- Task goal:
Look through the lines below; wherever the word "sisu" appears, copy that line.

Excerpts from an interface dataset
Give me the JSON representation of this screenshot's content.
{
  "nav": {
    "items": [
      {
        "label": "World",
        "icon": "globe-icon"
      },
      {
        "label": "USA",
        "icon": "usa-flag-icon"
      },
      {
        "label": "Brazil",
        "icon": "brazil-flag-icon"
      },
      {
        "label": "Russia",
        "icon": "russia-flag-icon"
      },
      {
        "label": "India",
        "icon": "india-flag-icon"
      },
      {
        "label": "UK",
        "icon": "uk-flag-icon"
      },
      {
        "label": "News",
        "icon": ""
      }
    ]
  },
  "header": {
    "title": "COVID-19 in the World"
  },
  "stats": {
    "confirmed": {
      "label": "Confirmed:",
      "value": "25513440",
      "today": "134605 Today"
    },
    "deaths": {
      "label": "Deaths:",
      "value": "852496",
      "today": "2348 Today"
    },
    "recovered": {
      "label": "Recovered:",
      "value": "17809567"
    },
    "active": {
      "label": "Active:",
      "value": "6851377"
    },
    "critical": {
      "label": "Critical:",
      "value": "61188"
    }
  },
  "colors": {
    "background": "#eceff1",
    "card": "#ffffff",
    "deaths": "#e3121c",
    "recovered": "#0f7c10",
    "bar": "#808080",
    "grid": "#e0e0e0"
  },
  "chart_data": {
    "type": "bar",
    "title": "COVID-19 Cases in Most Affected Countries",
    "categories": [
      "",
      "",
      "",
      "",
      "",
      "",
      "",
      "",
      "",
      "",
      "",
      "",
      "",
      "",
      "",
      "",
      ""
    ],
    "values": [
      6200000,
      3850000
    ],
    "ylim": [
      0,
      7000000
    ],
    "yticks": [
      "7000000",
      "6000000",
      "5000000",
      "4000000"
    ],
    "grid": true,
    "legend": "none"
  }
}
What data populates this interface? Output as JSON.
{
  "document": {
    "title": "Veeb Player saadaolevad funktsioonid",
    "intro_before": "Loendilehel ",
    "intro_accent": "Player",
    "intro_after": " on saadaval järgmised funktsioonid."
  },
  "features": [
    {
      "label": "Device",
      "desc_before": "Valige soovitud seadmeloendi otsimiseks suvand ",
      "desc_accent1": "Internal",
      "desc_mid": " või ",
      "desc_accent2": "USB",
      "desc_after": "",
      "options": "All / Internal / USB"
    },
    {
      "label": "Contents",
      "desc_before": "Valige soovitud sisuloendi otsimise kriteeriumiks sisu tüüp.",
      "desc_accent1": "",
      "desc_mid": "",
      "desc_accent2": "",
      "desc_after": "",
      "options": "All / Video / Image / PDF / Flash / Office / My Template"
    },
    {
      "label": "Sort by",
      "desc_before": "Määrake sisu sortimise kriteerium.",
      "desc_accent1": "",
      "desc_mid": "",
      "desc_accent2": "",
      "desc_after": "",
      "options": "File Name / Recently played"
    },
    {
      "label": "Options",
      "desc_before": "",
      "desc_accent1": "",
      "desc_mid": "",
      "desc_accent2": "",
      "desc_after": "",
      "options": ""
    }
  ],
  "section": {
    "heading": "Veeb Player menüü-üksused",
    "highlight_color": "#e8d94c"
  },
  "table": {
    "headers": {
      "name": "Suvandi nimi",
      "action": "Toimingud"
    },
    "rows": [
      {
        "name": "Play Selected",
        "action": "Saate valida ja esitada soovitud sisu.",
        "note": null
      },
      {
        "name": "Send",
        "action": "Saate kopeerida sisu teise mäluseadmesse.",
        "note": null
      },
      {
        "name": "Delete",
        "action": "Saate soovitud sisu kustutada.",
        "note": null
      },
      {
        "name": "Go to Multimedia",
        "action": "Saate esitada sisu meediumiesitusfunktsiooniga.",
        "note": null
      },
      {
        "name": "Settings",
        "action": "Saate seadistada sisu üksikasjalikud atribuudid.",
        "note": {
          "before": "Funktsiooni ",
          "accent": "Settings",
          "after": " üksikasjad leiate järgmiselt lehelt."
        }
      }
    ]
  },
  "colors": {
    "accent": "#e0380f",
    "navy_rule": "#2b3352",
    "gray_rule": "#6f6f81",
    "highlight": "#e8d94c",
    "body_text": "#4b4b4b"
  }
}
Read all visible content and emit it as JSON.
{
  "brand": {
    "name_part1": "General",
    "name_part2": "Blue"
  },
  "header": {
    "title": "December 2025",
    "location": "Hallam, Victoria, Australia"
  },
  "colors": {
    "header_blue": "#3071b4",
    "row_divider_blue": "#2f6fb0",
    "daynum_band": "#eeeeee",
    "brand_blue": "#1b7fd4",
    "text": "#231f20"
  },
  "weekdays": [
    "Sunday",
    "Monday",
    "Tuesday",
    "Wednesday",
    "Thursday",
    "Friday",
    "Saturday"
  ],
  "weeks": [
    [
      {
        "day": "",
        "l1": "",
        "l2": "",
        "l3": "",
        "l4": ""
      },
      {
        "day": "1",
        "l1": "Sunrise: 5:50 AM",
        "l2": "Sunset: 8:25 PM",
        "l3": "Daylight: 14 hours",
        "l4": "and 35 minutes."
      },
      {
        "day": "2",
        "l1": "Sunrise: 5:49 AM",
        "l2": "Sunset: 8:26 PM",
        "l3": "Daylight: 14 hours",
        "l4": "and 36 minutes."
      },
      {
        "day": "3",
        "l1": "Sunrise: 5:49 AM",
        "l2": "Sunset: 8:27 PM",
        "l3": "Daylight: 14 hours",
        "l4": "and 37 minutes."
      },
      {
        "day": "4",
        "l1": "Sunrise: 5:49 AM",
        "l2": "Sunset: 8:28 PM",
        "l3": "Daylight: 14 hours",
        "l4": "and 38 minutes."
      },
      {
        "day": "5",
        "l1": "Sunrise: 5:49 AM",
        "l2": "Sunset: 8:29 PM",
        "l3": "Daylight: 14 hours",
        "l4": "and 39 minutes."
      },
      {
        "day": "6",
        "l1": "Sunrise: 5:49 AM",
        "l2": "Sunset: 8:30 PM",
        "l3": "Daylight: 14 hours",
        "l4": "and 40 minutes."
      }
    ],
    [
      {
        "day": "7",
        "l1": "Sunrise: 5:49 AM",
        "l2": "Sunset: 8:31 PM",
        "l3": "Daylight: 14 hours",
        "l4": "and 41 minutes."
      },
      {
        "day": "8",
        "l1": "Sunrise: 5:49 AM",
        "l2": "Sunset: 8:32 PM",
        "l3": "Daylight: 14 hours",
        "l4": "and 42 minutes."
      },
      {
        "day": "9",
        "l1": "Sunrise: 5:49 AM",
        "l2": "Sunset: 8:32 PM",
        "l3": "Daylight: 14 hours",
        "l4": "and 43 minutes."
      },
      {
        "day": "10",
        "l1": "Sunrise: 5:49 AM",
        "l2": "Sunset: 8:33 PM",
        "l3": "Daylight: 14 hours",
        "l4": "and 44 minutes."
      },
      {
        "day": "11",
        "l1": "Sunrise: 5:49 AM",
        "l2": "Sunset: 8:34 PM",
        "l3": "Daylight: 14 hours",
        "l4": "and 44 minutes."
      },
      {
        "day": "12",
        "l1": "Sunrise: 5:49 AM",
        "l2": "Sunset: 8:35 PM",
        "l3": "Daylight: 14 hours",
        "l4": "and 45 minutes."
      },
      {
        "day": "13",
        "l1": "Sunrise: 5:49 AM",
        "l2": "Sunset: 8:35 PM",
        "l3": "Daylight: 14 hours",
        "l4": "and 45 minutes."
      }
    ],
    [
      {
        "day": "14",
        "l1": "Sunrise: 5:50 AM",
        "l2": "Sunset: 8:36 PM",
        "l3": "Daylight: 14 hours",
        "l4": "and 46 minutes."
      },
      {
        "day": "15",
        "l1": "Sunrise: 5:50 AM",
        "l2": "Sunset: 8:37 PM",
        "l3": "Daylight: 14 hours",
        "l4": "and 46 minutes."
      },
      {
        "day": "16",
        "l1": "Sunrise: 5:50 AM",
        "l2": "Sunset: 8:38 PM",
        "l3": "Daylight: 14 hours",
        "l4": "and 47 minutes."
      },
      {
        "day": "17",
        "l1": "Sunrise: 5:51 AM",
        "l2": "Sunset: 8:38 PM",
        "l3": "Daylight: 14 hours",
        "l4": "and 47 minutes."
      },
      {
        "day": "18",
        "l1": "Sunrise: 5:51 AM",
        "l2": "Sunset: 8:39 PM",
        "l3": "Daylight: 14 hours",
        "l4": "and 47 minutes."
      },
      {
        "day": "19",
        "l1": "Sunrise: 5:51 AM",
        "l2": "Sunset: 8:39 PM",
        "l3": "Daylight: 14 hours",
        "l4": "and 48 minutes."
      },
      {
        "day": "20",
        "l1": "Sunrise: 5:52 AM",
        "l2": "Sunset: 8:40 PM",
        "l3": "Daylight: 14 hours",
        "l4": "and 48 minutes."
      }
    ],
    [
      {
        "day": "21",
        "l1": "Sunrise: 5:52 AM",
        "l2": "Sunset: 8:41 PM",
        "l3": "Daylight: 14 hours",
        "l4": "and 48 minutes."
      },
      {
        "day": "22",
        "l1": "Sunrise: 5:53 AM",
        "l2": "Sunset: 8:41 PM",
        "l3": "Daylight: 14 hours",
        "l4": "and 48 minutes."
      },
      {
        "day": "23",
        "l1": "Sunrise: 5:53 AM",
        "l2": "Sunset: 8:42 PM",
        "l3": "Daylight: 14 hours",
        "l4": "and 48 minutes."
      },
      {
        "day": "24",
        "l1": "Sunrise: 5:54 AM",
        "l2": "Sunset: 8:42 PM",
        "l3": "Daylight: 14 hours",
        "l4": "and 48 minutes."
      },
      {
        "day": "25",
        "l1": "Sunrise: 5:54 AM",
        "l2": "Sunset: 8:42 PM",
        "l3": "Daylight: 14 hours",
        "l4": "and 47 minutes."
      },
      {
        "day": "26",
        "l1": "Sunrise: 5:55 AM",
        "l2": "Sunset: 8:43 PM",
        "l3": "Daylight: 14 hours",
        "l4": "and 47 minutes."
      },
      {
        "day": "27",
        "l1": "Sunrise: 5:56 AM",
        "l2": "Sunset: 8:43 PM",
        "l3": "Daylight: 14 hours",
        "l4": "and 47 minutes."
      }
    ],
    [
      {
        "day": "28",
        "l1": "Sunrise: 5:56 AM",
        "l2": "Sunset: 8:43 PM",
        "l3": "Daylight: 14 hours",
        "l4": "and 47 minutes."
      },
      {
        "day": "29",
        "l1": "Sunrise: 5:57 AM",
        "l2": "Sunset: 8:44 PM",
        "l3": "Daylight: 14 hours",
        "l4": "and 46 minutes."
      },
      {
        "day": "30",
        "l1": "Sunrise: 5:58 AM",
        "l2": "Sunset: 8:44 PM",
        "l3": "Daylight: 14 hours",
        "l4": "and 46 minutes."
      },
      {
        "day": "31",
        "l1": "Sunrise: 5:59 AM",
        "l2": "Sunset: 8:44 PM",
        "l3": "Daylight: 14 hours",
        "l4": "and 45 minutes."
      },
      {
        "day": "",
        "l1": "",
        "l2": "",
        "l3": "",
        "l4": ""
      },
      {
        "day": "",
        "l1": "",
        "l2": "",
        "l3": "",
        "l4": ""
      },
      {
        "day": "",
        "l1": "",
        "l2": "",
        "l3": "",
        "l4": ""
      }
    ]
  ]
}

- Task response:
      "desc_before": "Valige soovitud sisuloendi otsimise kriteeriumiks sisu tüüp.",
      "desc_before": "Määrake sisu sortimise kriteerium.",
        "action": "Saate valida ja esitada soovitud sisu.",
        "action": "Saate kopeerida sisu teise mäluseadmesse.",
        "action": "Saate soovitud sisu kustutada.",
        "action": "Saate esitada sisu meediumiesitusfunktsiooniga.",
        "action": "Saate seadistada sisu üksikasjalikud atribuudid.",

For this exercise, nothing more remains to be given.